Richard Jordan finds his wife Lexi after an extended search. She's been in a psychiatric care facility, where she supposedly admitted herself. She's emaciated, is addicted to the drugs that have been used to sedate her, has been held against her will and doesn't recognize Richard.
Richard, with the help of a prosecuting attorney, rescues Lexi from her captors. Now the real quest begins. Months before, Richard had gone to South America to rescue his stepbrother. Lexi hadn't wanted him to go. He and his rescued brother were in a plane crash, with both men sustaining serious injuries. When he returned, Lexi was gone. Witnesses and family members told Richard that Lexi had wanted a divorce. They also told him that Lexi had aborted his child. When Richard discovered that their joint banking account was seriously depleted, he believed that Lexi had indeed left him.
So Richard wants to know why. Why did his happy marriage dissolve in his absence? Why did Lexi leave? Take his money? Self-abort their child? Check herself into a psychiatric facility?
Or did she?
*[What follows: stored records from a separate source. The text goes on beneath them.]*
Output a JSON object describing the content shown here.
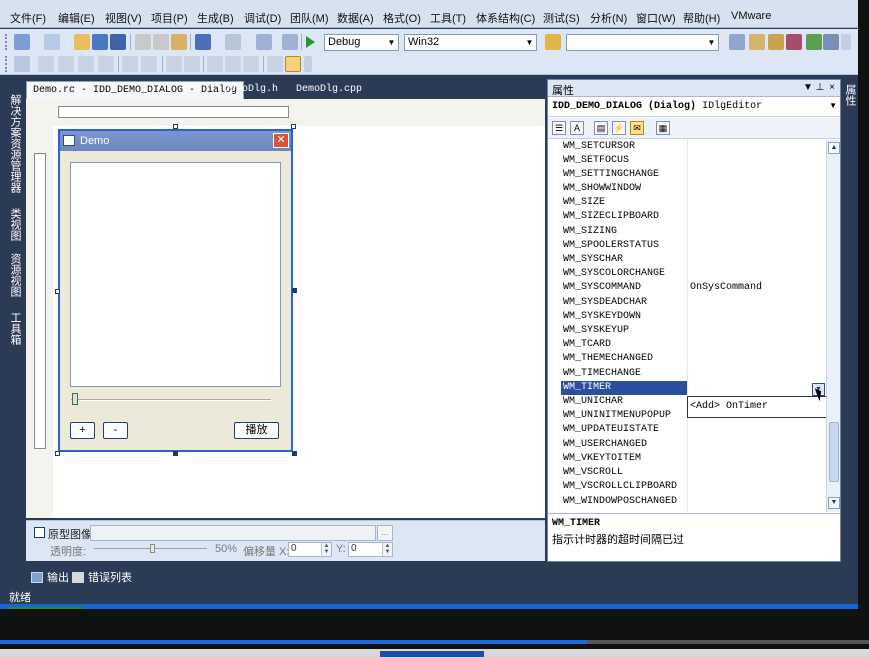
{
  "menu": {
    "items": [
      "文件(F)",
      "编辑(E)",
      "视图(V)",
      "项目(P)",
      "生成(B)",
      "调试(D)",
      "团队(M)",
      "数据(A)",
      "格式(O)",
      "工具(T)",
      "体系结构(C)",
      "测试(S)",
      "分析(N)",
      "窗口(W)",
      "帮助(H)",
      "VMware"
    ]
  },
  "toolbar": {
    "config_combo": "Debug",
    "platform_combo": "Win32",
    "find_combo": ""
  },
  "left_dock": {
    "tabs": [
      "解决方案资源管理器",
      "类视图",
      "资源视图",
      "工具箱"
    ]
  },
  "doc_tabs": [
    "Demo.rc - IDD_DEMO_DIALOG - Dialog",
    "DemoDlg.h",
    "DemoDlg.cpp"
  ],
  "dialog": {
    "title": "Demo",
    "buttons": [
      "+",
      "-",
      "播放"
    ],
    "slider_value": 0
  },
  "prototype_bar": {
    "checkbox_label": "原型图像:",
    "image_path": "",
    "browse_label": "...",
    "transparency_label": "透明度:",
    "transparency_value": "50%",
    "offset_x_label": "偏移量 X:",
    "offset_x_value": "0",
    "offset_y_label": "Y:",
    "offset_y_value": "0"
  },
  "output_tabs": [
    "输出",
    "错误列表"
  ],
  "status": {
    "text": "就绪"
  },
  "properties": {
    "title": "属性",
    "title_buttons": [
      "▼",
      "⊥",
      "×"
    ],
    "object_name": "IDD_DEMO_DIALOG",
    "object_type": "(Dialog)",
    "object_editor": "IDlgEditor",
    "rows": [
      {
        "name": "WM_SETCURSOR",
        "value": ""
      },
      {
        "name": "WM_SETFOCUS",
        "value": ""
      },
      {
        "name": "WM_SETTINGCHANGE",
        "value": ""
      },
      {
        "name": "WM_SHOWWINDOW",
        "value": ""
      },
      {
        "name": "WM_SIZE",
        "value": ""
      },
      {
        "name": "WM_SIZECLIPBOARD",
        "value": ""
      },
      {
        "name": "WM_SIZING",
        "value": ""
      },
      {
        "name": "WM_SPOOLERSTATUS",
        "value": ""
      },
      {
        "name": "WM_SYSCHAR",
        "value": ""
      },
      {
        "name": "WM_SYSCOLORCHANGE",
        "value": ""
      },
      {
        "name": "WM_SYSCOMMAND",
        "value": "OnSysCommand"
      },
      {
        "name": "WM_SYSDEADCHAR",
        "value": ""
      },
      {
        "name": "WM_SYSKEYDOWN",
        "value": ""
      },
      {
        "name": "WM_SYSKEYUP",
        "value": ""
      },
      {
        "name": "WM_TCARD",
        "value": ""
      },
      {
        "name": "WM_THEMECHANGED",
        "value": ""
      },
      {
        "name": "WM_TIMECHANGE",
        "value": ""
      },
      {
        "name": "WM_TIMER",
        "value": ""
      },
      {
        "name": "WM_UNICHAR",
        "value": ""
      },
      {
        "name": "WM_UNINITMENUPOPUP",
        "value": ""
      },
      {
        "name": "WM_UPDATEUISTATE",
        "value": ""
      },
      {
        "name": "WM_USERCHANGED",
        "value": ""
      },
      {
        "name": "WM_VKEYTOITEM",
        "value": ""
      },
      {
        "name": "WM_VSCROLL",
        "value": ""
      },
      {
        "name": "WM_VSCROLLCLIPBOARD",
        "value": ""
      },
      {
        "name": "WM_WINDOWPOSCHANGED",
        "value": ""
      }
    ],
    "selected_row": "WM_TIMER",
    "dropdown_option": "<Add> OnTimer",
    "description_title": "WM_TIMER",
    "description_text": "指示计时器的超时间隔已过"
  },
  "right_dock": {
    "tabs": [
      "属性"
    ]
  },
  "colors": {
    "ide_dark": "#2b3a55",
    "selection": "#2a4f9e",
    "video_progress": "#1b6ae0"
  }
}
Richard takes Lexi back to his home, hoping that she'll heal and perhaps recover her memory. The cast of characters, some sinister-all unapproachable, and the house itself, dark and foreboding, both lend to the gothic feel of the story. Richard's mother is antagonistic, almost malevolent in her behavior. Richard's brother Greg, crippled from the plane crash, is morose, hostile and embittered. Greg's wife Melissa, a psychiatrist, is unfriendly and icily disaffected. The staff won't speak to Lexi and won't answer any of her questions. Only Richard will talk to her, and he's trying to sort out the reasons for her sudden leave-taking.
Richard is written with depth and texture. He could have been sullen, mistrustful and even surly. He certainly had reason to be. All evidence points to Lexi wanting out and wanting out quickly. That's what bothers Richard and why he's slowly giving Lexi the benefit of a doubt. Things don't add up. The Lexi he knew before her disappearance wouldn't have been capable of such treachery and deception. Ms. Moon has allowed Richard to be human; yes, he's hurt and baffled. But he's also written with enough maturity to have a ‘wait and see' attitude, to treat Lexi decently as the evidence surfaces.
Lexi is a sympathetic character as she tries to uncover her past. She's frustrated when people won't answer her questions. Although she's been told that it will be better if she remembers on her own, her fear and confusion make it difficult to be patient. She's attracted to Richard and trusts him, even though she senses that his trust isn't fully reciprocated. There were times that I wish she'd bitten Richard's relatives instead of silently suffering their censure, but at least her pacifism doesn't make her a nitwit who's afraid of her own shadow.
The mystery deepens when the lawyer who handled Lexi's request for a divorce meets with Richard and Lexi and she doesn't recognize him.
The reason for the complicated deception seemed less than satisfactory, yet it does make sense in a deranged, irrational way. Lost and Found Bride is plot-driven, but with enough character development to make it an extremely satisfying intrigue.
Don't let the amnesia theme discourage you. Here it works well and makes the book a riveting read. The gothic ambience adds a nice touch. Lost and Found Bride is a thoroughly entertaining, engrossing tale.